WHO Recommends Price Rises, Marketing Restrictions to Curb Binge Drinking

Wednesday, January 13th, 2010

Stephanie Nebehay of Reuters reported this week on the World Health Organization’s new series of recommendations as part of its draft global strategy to curb alcohol-related problems such as binge drinking. The primary recommendations include higher alcohol taxes and tighter marketing restrictions. According to the report,

“Consumers, including heavy drinkers and young people, are sensitive to changes in the price of drinks… Increasing the price of alcoholic beverages is one of the most effective interventions to reduce harmful use of alcohol.”

Check out the full report at Reuters and let us know what you think in the comments.


Iowa Considers Banning Everclear After Alcohol Poisonings

Monday, January 11th, 2010

Officials with Iowa’s Alcoholic Beverages Division are considering a ban on Everclear, a type of potent grain alcohol, after several incidents involving underage drinkers that resulted in alcohol poisonings. In early November, a Drake University first-year spent a pledge evening at a fraternity house consuming large quantities of the liquor, and had to be hospitalized for treatment with a blood alcohol content of .50. Lynn Walding, an administrators with the Iowa ABD, told Amy Lynn Wanek of Politics Daily,

“The danger is how quickly that can elevate someone to a state of intoxication…someone who doesn’t have experience with alcohol can quickly find themselves in a dangerous situation. If you drink half a bottle of Everclear, that can be lethal. What we are seeing, and what we have heard of, are young people, often underage, who don’t have that familiarity with alcohol to know any better.”

Check out the full story for more on the controversy surrounding Everclear in Iowa.

[CR] Week in Review

Friday, January 8th, 2010

This week brought a major announcement about leadership changes at Choose Responsibility. Dr. John McCardell, [CR]’s founder and President, announced that he will step down on June 30 to take the role of 16th Vice President and Chancellor at Sewanee: The University of the South. Dr. McCardell will be succeeded by Barrett Seaman, who is a founding member of [CR]’s Board of Directors, former Time magazine correspondent and editor, and author of Binge: Campus Life in an Age of Disconnection and Excess. Inside Higher Ed’s Scott Jaschik picked up the announcement and has a full report here.

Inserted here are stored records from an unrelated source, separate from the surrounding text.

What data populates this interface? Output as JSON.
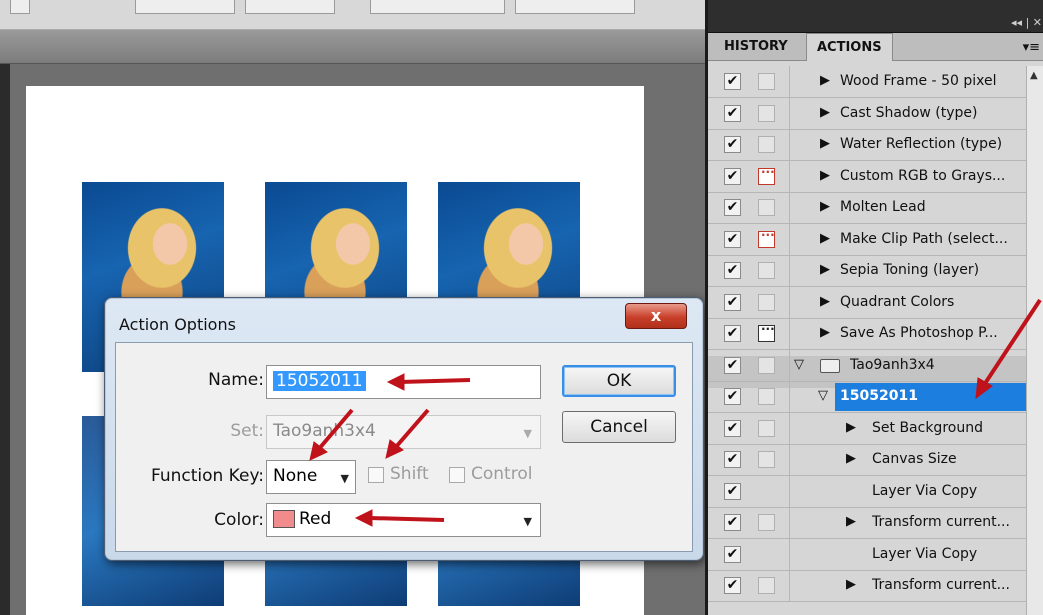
{
  "panel": {
    "tabs": [
      {
        "label": "HISTORY"
      },
      {
        "label": "ACTIONS"
      }
    ],
    "top_controls": "◂◂ | ✕",
    "menu_icon": "▾≡",
    "rows": [
      {
        "label": "Wood Frame - 50 pixel",
        "checked": true,
        "dialog": "none",
        "expand": "collapsed"
      },
      {
        "label": "Cast Shadow (type)",
        "checked": true,
        "dialog": "none",
        "expand": "collapsed"
      },
      {
        "label": "Water Reflection (type)",
        "checked": true,
        "dialog": "none",
        "expand": "collapsed"
      },
      {
        "label": "Custom RGB to Grays...",
        "checked": true,
        "dialog": "red",
        "expand": "collapsed"
      },
      {
        "label": "Molten Lead",
        "checked": true,
        "dialog": "none",
        "expand": "collapsed"
      },
      {
        "label": "Make Clip Path (select...",
        "checked": true,
        "dialog": "red",
        "expand": "collapsed"
      },
      {
        "label": "Sepia Toning (layer)",
        "checked": true,
        "dialog": "none",
        "expand": "collapsed"
      },
      {
        "label": "Quadrant Colors",
        "checked": true,
        "dialog": "none",
        "expand": "collapsed"
      },
      {
        "label": "Save As Photoshop P...",
        "checked": true,
        "dialog": "dark",
        "expand": "collapsed"
      },
      {
        "label": "Tao9anh3x4",
        "checked": true,
        "dialog": "none",
        "expand": "expanded",
        "kind": "set"
      },
      {
        "label": "15052011",
        "checked": true,
        "dialog": "none",
        "expand": "expanded",
        "kind": "action",
        "selected": true
      },
      {
        "label": "Set Background",
        "checked": true,
        "dialog": "none",
        "expand": "collapsed",
        "kind": "step"
      },
      {
        "label": "Canvas Size",
        "checked": true,
        "dialog": "none",
        "expand": "collapsed",
        "kind": "step"
      },
      {
        "label": "Layer Via Copy",
        "checked": true,
        "dialog": "hidden",
        "expand": "none",
        "kind": "step"
      },
      {
        "label": "Transform current...",
        "checked": true,
        "dialog": "none",
        "expand": "collapsed",
        "kind": "step"
      },
      {
        "label": "Layer Via Copy",
        "checked": true,
        "dialog": "hidden",
        "expand": "none",
        "kind": "step"
      },
      {
        "label": "Transform current...",
        "checked": true,
        "dialog": "none",
        "expand": "collapsed",
        "kind": "step"
      }
    ]
  },
  "dialog": {
    "title": "Action Options",
    "close_label": "x",
    "name_label": "Name:",
    "name_value": "15052011",
    "set_label": "Set:",
    "set_value": "Tao9anh3x4",
    "function_key_label": "Function Key:",
    "function_key_value": "None",
    "shift_label": "Shift",
    "control_label": "Control",
    "color_label": "Color:",
    "color_value": "Red",
    "color_swatch": "#f28b8b",
    "ok_label": "OK",
    "cancel_label": "Cancel"
  },
  "colors": {
    "arrow": "#c0121b",
    "selection": "#1c7fe0"
  }
}
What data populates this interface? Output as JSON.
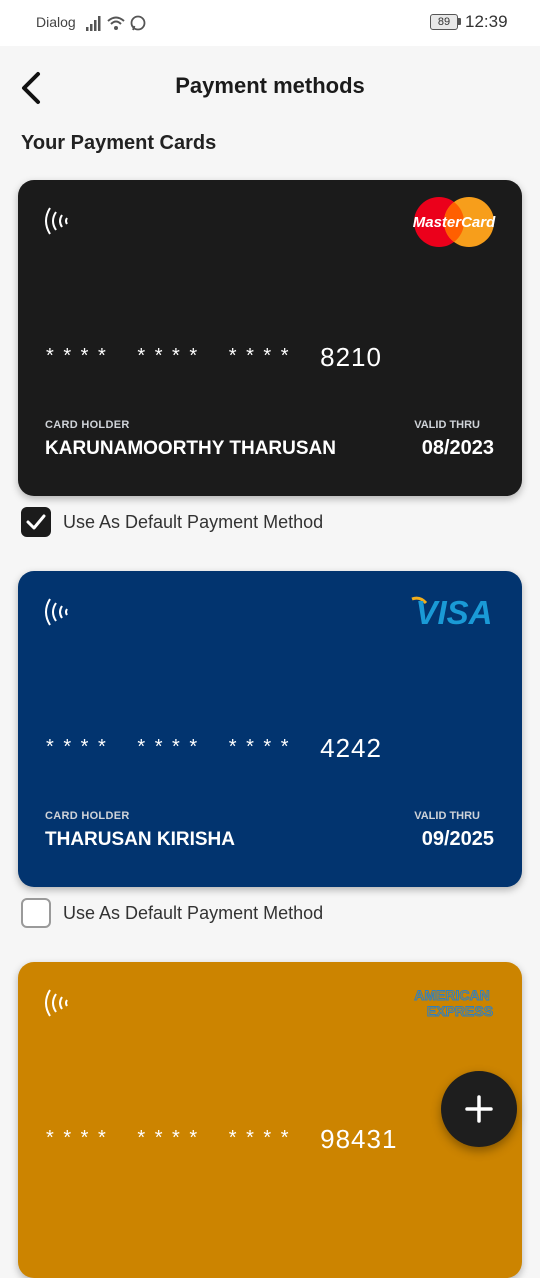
{
  "status_bar": {
    "carrier": "Dialog",
    "battery": "89",
    "time": "12:39"
  },
  "header": {
    "title": "Payment methods"
  },
  "section_title": "Your Payment Cards",
  "cards": [
    {
      "brand": "MasterCard",
      "background": "#1b1b1b",
      "masked_groups": [
        "* * * *",
        "* * * *",
        "* * * *"
      ],
      "last_digits": "8210",
      "holder_label": "CARD HOLDER",
      "holder_name": "KARUNAMOORTHY THARUSAN",
      "valid_label": "VALID THRU",
      "valid_thru": "08/2023",
      "default_label": "Use As Default Payment Method",
      "is_default": true
    },
    {
      "brand": "VISA",
      "background": "#02346f",
      "masked_groups": [
        "* * * *",
        "* * * *",
        "* * * *"
      ],
      "last_digits": "4242",
      "holder_label": "CARD HOLDER",
      "holder_name": "THARUSAN KIRISHA",
      "valid_label": "VALID THRU",
      "valid_thru": "09/2025",
      "default_label": "Use As Default Payment Method",
      "is_default": false
    },
    {
      "brand_line1": "AMERICAN",
      "brand_line2": "EXPRESS",
      "background": "#cc8400",
      "masked_groups": [
        "* * * *",
        "* * * *",
        "* * * *"
      ],
      "last_digits": "98431"
    }
  ],
  "icons": {
    "back": "arrow-left-icon",
    "contactless": "contactless-icon",
    "add": "plus-icon"
  },
  "colors": {
    "mastercard_red": "#eb001b",
    "mastercard_orange": "#f79e1b",
    "visa_blue": "#1a9ad6",
    "visa_gold": "#f2ae1c",
    "amex_blue": "#2f7fc1"
  }
}
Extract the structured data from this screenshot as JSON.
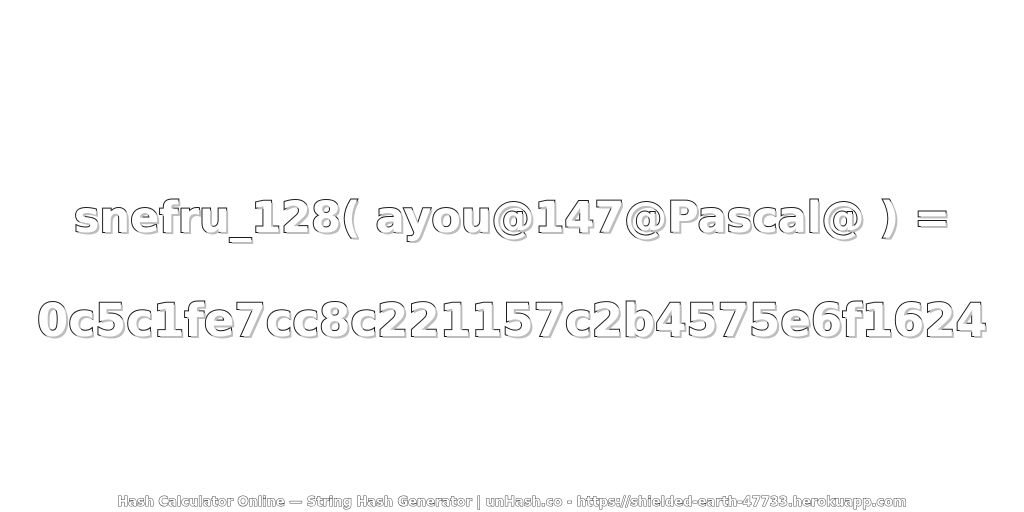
{
  "expression": "snefru_128( ayou@147@Pascal@ ) =",
  "hash_value": "0c5c1fe7cc8c221157c2b4575e6f1624",
  "footer": "Hash Calculator Online — String Hash Generator | unHash.co - https://shielded-earth-47733.herokuapp.com",
  "colors": {
    "background": "#ffffff",
    "text_fill": "#ffffff",
    "text_outline": "#1a1a1a",
    "text_shadow": "#bdbdbd"
  }
}
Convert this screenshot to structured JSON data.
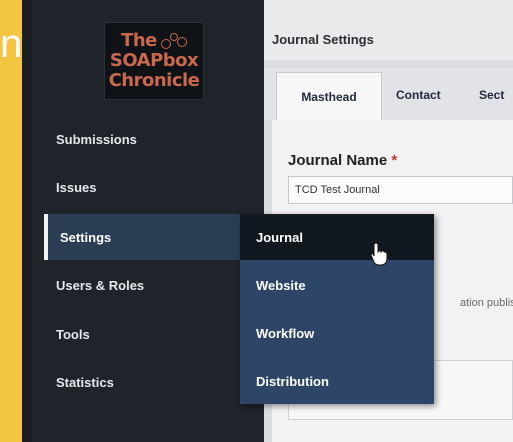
{
  "frame": {
    "edge_text": "n"
  },
  "logo": {
    "line1": "The",
    "line2": "SOAPbox",
    "line3": "Chronicle"
  },
  "sidebar": {
    "items": [
      {
        "label": "Submissions"
      },
      {
        "label": "Issues"
      },
      {
        "label": "Settings",
        "active": true
      },
      {
        "label": "Users & Roles"
      },
      {
        "label": "Tools"
      },
      {
        "label": "Statistics"
      }
    ]
  },
  "settings_menu": {
    "items": [
      {
        "label": "Journal",
        "hover": true
      },
      {
        "label": "Website"
      },
      {
        "label": "Workflow"
      },
      {
        "label": "Distribution"
      }
    ]
  },
  "content": {
    "title": "Journal Settings",
    "tabs": [
      {
        "label": "Masthead",
        "active": true
      },
      {
        "label": "Contact"
      },
      {
        "label": "Sect"
      }
    ],
    "journal_name": {
      "label": "Journal Name",
      "required_mark": "*",
      "value": "TCD Test Journal"
    },
    "description_fragment": "ation publish"
  },
  "colors": {
    "frame": "#f4c542",
    "sidebar": "#1f232a",
    "active_nav": "#2b3d55",
    "flyout": "#2d4566",
    "logo_text": "#c9684d"
  }
}
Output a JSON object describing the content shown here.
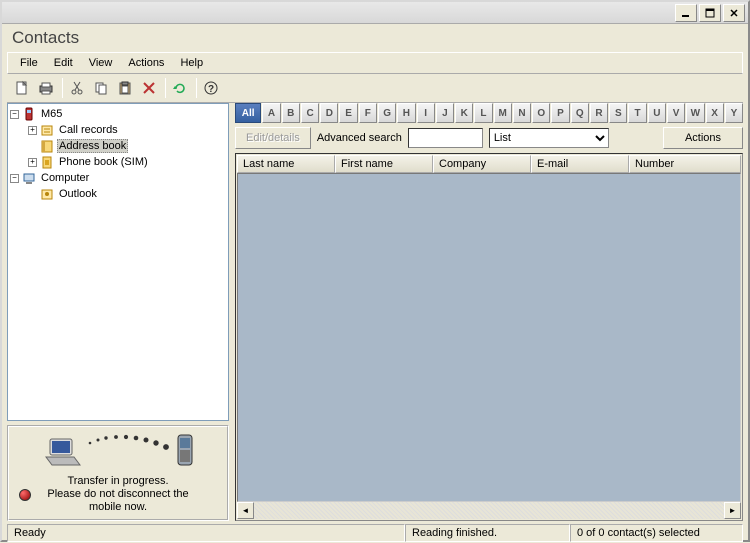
{
  "window": {
    "title": "Contacts"
  },
  "menu": {
    "file": "File",
    "edit": "Edit",
    "view": "View",
    "actions": "Actions",
    "help": "Help"
  },
  "tree": {
    "root_device": "M65",
    "call_records": "Call records",
    "address_book": "Address book",
    "phone_book_sim": "Phone book (SIM)",
    "computer": "Computer",
    "outlook": "Outlook"
  },
  "transfer": {
    "line1": "Transfer in progress.",
    "line2": "Please do not disconnect the",
    "line3": "mobile now."
  },
  "alpha": {
    "all": "All",
    "letters": [
      "A",
      "B",
      "C",
      "D",
      "E",
      "F",
      "G",
      "H",
      "I",
      "J",
      "K",
      "L",
      "M",
      "N",
      "O",
      "P",
      "Q",
      "R",
      "S",
      "T",
      "U",
      "V",
      "W",
      "X",
      "Y"
    ]
  },
  "search": {
    "edit_details": "Edit/details",
    "advanced": "Advanced search",
    "input_value": "",
    "list_option": "List",
    "actions": "Actions"
  },
  "columns": {
    "last_name": "Last name",
    "first_name": "First name",
    "company": "Company",
    "email": "E-mail",
    "number": "Number"
  },
  "status": {
    "ready": "Ready",
    "reading": "Reading finished.",
    "selection": "0 of 0 contact(s) selected"
  }
}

Stories this week:

South Dakota State Representative Tim Rounds has announced that he will move ahead with his plan to introduce a bill that will adjust the state’s drinking age in certain circumstances. He told David Montgomery of Pierre, SD’s Capital Journal, “I’m not going to propose that 19-year-olds can have the same rights as 21-year-olds right now. But I would allow a 19-year-old to consume a malt beverage in a private establishment. It’s not going to allow them to buy a six-pack at the convenience store and it’s not going to allow them to buy a glass of wine at a restaurant. It’s only going to allow them to go to a special establishment that’s properly licensed.” What are your thoughts on this proposal?

If you missed it earlier in the week, read Stephanie Simon’s Wall Street Journal report on recent campaigns to combat drunk driving with new technological tools, and the controversy that surrounds some of these efforts.

A Michigan State University student who died of alcohol poisoning in November had a blood alcohol content of 0.35, more than four times the legal limit for a Michigan motorist to be charged with drunk driving, according to an update provided by the Detroit Free Press.

In other news…

Eve Conant of Newsweek wrote about the fight between prevention officials and industry representatives over alcoholic beverage labeling in a web exclusive for the magazine. What do you think about the current state of labeling requirements for the alcohol beverage industry?

Thomas Fleming, a former President of the Society of American Historians, penned an op-ed piece for the Saturday edition of the Wall Street Journal on the lingering legacy of Prohibition. Check it out here.

Southern Vermont College will institute a social norms campaign that intends to teach students about the realities of alcohol on college campuses. Read Patrick McArdle’s report in the Rutland Herald for details.

Did we miss something in our first weekly update of 2010? Leave us a link in the comments.